━━━ Extracted records
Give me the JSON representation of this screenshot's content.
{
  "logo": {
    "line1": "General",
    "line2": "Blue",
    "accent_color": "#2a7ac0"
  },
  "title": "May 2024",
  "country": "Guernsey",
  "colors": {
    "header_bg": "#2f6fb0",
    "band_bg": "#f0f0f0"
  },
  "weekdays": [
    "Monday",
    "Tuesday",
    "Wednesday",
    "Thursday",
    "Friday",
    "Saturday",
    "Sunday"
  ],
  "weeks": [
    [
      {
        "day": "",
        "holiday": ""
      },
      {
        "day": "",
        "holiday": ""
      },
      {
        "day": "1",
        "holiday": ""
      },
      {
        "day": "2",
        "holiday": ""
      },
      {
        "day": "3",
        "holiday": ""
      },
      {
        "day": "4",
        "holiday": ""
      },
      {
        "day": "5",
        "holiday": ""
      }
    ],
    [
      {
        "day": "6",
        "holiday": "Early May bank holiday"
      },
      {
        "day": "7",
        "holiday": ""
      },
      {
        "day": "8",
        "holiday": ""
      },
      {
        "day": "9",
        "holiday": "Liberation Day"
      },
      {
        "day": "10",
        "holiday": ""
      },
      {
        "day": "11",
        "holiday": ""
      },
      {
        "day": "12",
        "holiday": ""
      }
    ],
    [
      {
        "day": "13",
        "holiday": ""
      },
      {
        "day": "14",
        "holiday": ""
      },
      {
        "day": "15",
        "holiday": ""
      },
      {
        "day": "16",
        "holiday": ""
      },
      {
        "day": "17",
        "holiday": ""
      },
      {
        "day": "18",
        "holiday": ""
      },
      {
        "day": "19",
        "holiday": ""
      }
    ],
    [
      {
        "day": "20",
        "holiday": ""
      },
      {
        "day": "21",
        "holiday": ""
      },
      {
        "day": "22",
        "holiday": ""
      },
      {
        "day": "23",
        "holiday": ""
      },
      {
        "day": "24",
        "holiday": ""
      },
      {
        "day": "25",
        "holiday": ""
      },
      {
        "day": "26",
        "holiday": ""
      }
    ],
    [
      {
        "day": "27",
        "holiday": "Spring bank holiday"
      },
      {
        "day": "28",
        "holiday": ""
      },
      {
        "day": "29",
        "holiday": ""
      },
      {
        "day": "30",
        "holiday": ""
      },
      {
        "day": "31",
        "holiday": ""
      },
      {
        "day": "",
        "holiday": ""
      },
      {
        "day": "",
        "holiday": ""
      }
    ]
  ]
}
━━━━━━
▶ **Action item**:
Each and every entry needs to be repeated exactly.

▶ **Task result**:
Give me the JSON representation of this screenshot's content.
{
  "logo": {
    "line1": "General",
    "line2": "Blue",
    "accent_color": "#2a7ac0"
  },
  "title": "May 2024",
  "country": "Guernsey",
  "colors": {
    "header_bg": "#2f6fb0",
    "band_bg": "#f0f0f0"
  },
  "weekdays": [
    "Monday",
    "Tuesday",
    "Wednesday",
    "Thursday",
    "Friday",
    "Saturday",
    "Sunday"
  ],
  "weeks": [
    [
      {
        "day": "",
        "holiday": ""
      },
      {
        "day": "",
        "holiday": ""
      },
      {
        "day": "1",
        "holiday": ""
      },
      {
        "day": "2",
        "holiday": ""
      },
      {
        "day": "3",
        "holiday": ""
      },
      {
        "day": "4",
        "holiday": ""
      },
      {
        "day": "5",
        "holiday": ""
      }
    ],
    [
      {
        "day": "6",
        "holiday": "Early May bank holiday"
      },
      {
        "day": "7",
        "holiday": ""
      },
      {
        "day": "8",
        "holiday": ""
      },
      {
        "day": "9",
        "holiday": "Liberation Day"
      },
      {
        "day": "10",
        "holiday": ""
      },
      {
        "day": "11",
        "holiday": ""
      },
      {
        "day": "12",
        "holiday": ""
      }
    ],
    [
      {
        "day": "13",
        "holiday": ""
      },
      {
        "day": "14",
        "holiday": ""
      },
      {
        "day": "15",
        "holiday": ""
      },
      {
        "day": "16",
        "holiday": ""
      },
      {
        "day": "17",
        "holiday": ""
      },
      {
        "day": "18",
        "holiday": ""
      },
      {
        "day": "19",
        "holiday": ""
      }
    ],
    [
      {
        "day": "20",
        "holiday": ""
      },
      {
        "day": "21",
        "holiday": ""
      },
      {
        "day": "22",
        "holiday": ""
      },
      {
        "day": "23",
        "holiday": ""
      },
      {
        "day": "24",
        "holiday": ""
      },
      {
        "day": "25",
        "holiday": ""
      },
      {
        "day": "26",
        "holiday": ""
      }
    ],
    [
      {
        "day": "27",
        "holiday": "Spring bank holiday"
      },
      {
        "day": "28",
        "holiday": ""
      },
      {
        "day": "29",
        "holiday": ""
      },
      {
        "day": "30",
        "holiday": ""
      },
      {
        "day": "31",
        "holiday": ""
      },
      {
        "day": "",
        "holiday": ""
      },
      {
        "day": "",
        "holiday": ""
      }
    ]
  ]
}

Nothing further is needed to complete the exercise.